The 121st Grand American World Trapshooting Championships will be held in Missouri this year instead of at the World Shooting and Recreational Complex in Sparta.

Advocates of the games in Randolph County were crushed this week when the Illinois Department of Public Health and Illinois Department of Natural Resources announced that due to COVID-19 restrictions the games could not be held in Illinois.

The trapshooting competition, which draws competitors literally from around the world to Randolph County and southern Illinois, spans several days and draws more than 5,000 competitors and spectators to 20-plus events.

The 2020 games will be held Aug. 5 through Aug. 15 at the home grounds of the Missouri Trapshooters Association in Linn Creek, Missouri, at the Lake of the Ozarks.

The question for Illinois was whether the state would permit the large gathering of people before the state had achieved Phase 5 in the COVID-19 recovery plan. Until Phase 5, no more than 50 people are recommended to be in one place at a time. Earlier this week, Gov. J.B. Pritzker announced that both the Springfield and Du Quoin state fairs were being canceled in 2020.

On Monday, the answer came.
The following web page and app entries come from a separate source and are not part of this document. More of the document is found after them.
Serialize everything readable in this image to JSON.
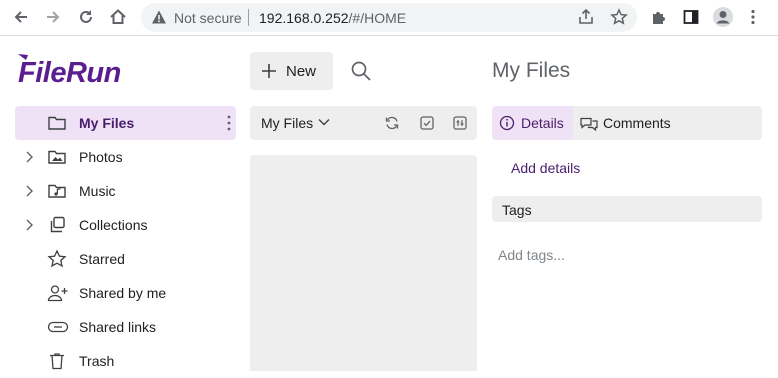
{
  "browser": {
    "security_label": "Not secure",
    "url_host": "192.168.0.252",
    "url_path": "/#/HOME"
  },
  "app": {
    "logo_text": "FileRun",
    "brand_color": "#5b1e8e",
    "accent_bg": "#f0e2f6"
  },
  "sidebar": {
    "items": [
      {
        "label": "My Files",
        "icon": "folder-icon"
      },
      {
        "label": "Photos",
        "icon": "photos-icon"
      },
      {
        "label": "Music",
        "icon": "music-icon"
      },
      {
        "label": "Collections",
        "icon": "collections-icon"
      },
      {
        "label": "Starred",
        "icon": "star-icon"
      },
      {
        "label": "Shared by me",
        "icon": "shared-by-me-icon"
      },
      {
        "label": "Shared links",
        "icon": "link-icon"
      },
      {
        "label": "Trash",
        "icon": "trash-icon"
      }
    ]
  },
  "toolbar": {
    "new_label": "New",
    "folder_title": "My Files"
  },
  "details": {
    "title": "My Files",
    "tab_details": "Details",
    "tab_comments": "Comments",
    "add_details": "Add details",
    "tags_header": "Tags",
    "add_tags_placeholder": "Add tags..."
  }
}
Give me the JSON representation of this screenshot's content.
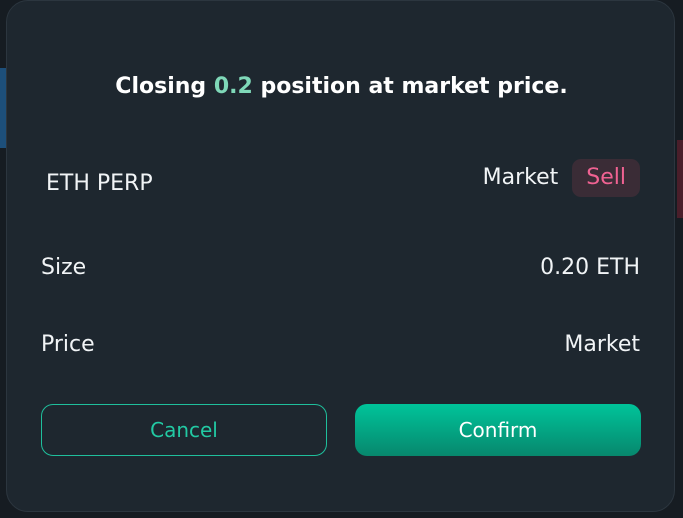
{
  "dialog": {
    "title_prefix": "Closing ",
    "title_amount": "0.2",
    "title_suffix": " position at market price.",
    "accent_color": "#7fd8b8"
  },
  "instrument": {
    "name": "ETH PERP",
    "order_type": "Market",
    "side": "Sell",
    "side_color": "#f06292"
  },
  "details": {
    "size_label": "Size",
    "size_value": "0.20 ETH",
    "price_label": "Price",
    "price_value": "Market"
  },
  "buttons": {
    "cancel_label": "Cancel",
    "confirm_label": "Confirm",
    "confirm_color": "#00c49a"
  }
}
Public health concerns would prevent the trapshooting event from being allowed to take place.

"The health and safety of participants who would attend, as well as spectators and staff, must remain top-of-mind," said IDNR Director Colleen Callahan. "We'll miss seeing participants and enjoying the camaraderie and sport from those who compete but, after considering recommendations and concerns from the Illinois Department of Public Health, know that safeguarding the health of attendees is the right decision in light of the ongoing global pandemic."

The Grand American is the largest shooting event of its kind. Overall attendance and international travel factored into the decision not to host this year's event.

"Without a vaccine and proven treatment, we must continue to take measures to prevent the spread of COVID-19," said IDPH Director Dr. Ngozi Ezike. "Large gatherings of people originating from different states and countries could undo the amazing work of Illinoisans to contain and control the spread of the virus. We support this difficult decision to protect the people of our state."

Other concerns taken into consideration included the ability to screen individuals entering and leaving the complex, controlling the size of groups that are gathering in the campground, and the limited health care capacity in the immediate area.

State Sen. Paul Schimpf (R-Waterloo), whose district includes the World Shooting Complex, said in a news release he is "bitterly disappointed" at Gov. J.B. Pritzker's "inexplicable decision" to refuse the Grand American from being held in Randolph County.

The decision, he said, will deprive southern Illinois of tens of millions of dollars and undermines the very viability of the shooting complex.

Schimpf said Pritzker ignored the urgings from both Republicans and Democrats.

"The manner in which this decision was made, from ignoring logic to disregarding the input of local leaders, shows an utter disregard for the people of Southern Illinois and calls into question Gov. Pritzker's ability to lead our state," Schimpf said in the release.

The Amateur Trapshooting Association, which puts on the Grand American, had requested that Illinois make a decision by June 15, saying if it can't be held in Sparta they will move it to another state.

State Rep. Nathan Reitz (D-Steeleville) said this isn't just about one year.

"By keeping the Grand (American) in Sparta, we are ensuring that the complex remains open as an economic driver for the area and for southern Illinoisans to enjoy," Reitz said in an earlier release.